Tank washing machines either fixed or portable. They consist of revolving nozzles moved by water-driven gearing to create a spherical wash pattern or “cycle”.
There are two types of crude oil washers; single nozzle and twin-nozzle ones. In single nozzle units, it is possible to set the machine to wash the tank in two or three stages. This allows the machines to start washing the upper part of the tanks soon after the discharge begins. As the level is lowered, the second stage is washed and then the third when the tanks are almost empty. A twin-nozzle machine cleans the entire tank in a single programme.

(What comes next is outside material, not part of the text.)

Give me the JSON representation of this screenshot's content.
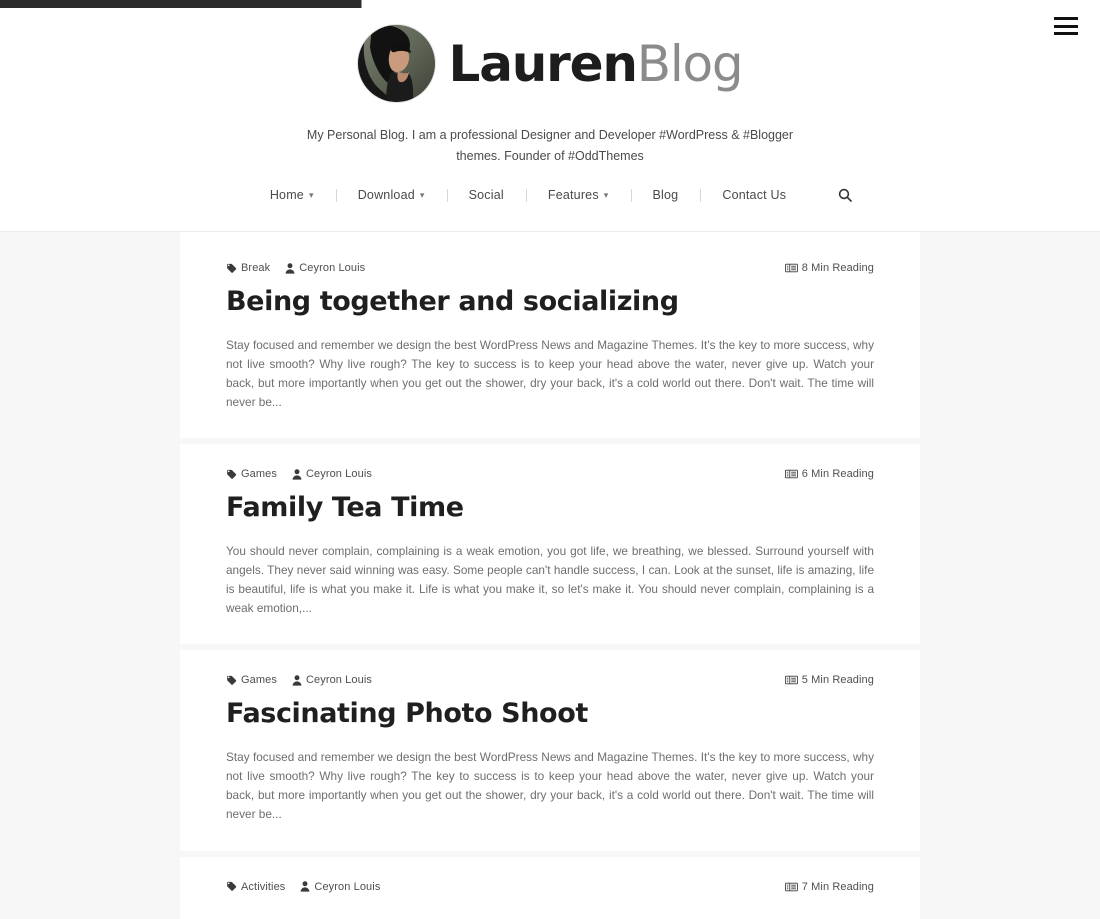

With portable machines, both the machine and its flexible water supply hose are placed into the top of the tank to be cleaned through an opening called the “Butterworth Port”. The machines are progressively lowered down the height of a tank in stages or “drops” each usually of 10-15 feet. The graduation markings every 5 feet on the water supply hose are a useful check of the depth of the machine inside the tank. The lowest “drop” is normally about 5 feet above the “bottom” of the tank where the machine is positioned for a “bottom wash”. The wash duration at each drop is usually for one cycle of the machine, the cycle time varying between 30-60 minutes according to the size of the machine and its pump pressure.
Throughout the washing operation, cargo residues mixed with washing water are continuously stripped from the cargo tanks by the normal cargo pumps. These washings are directed through the cargo line system into the reception tanks, a slop tank or in some instances to shore facilities.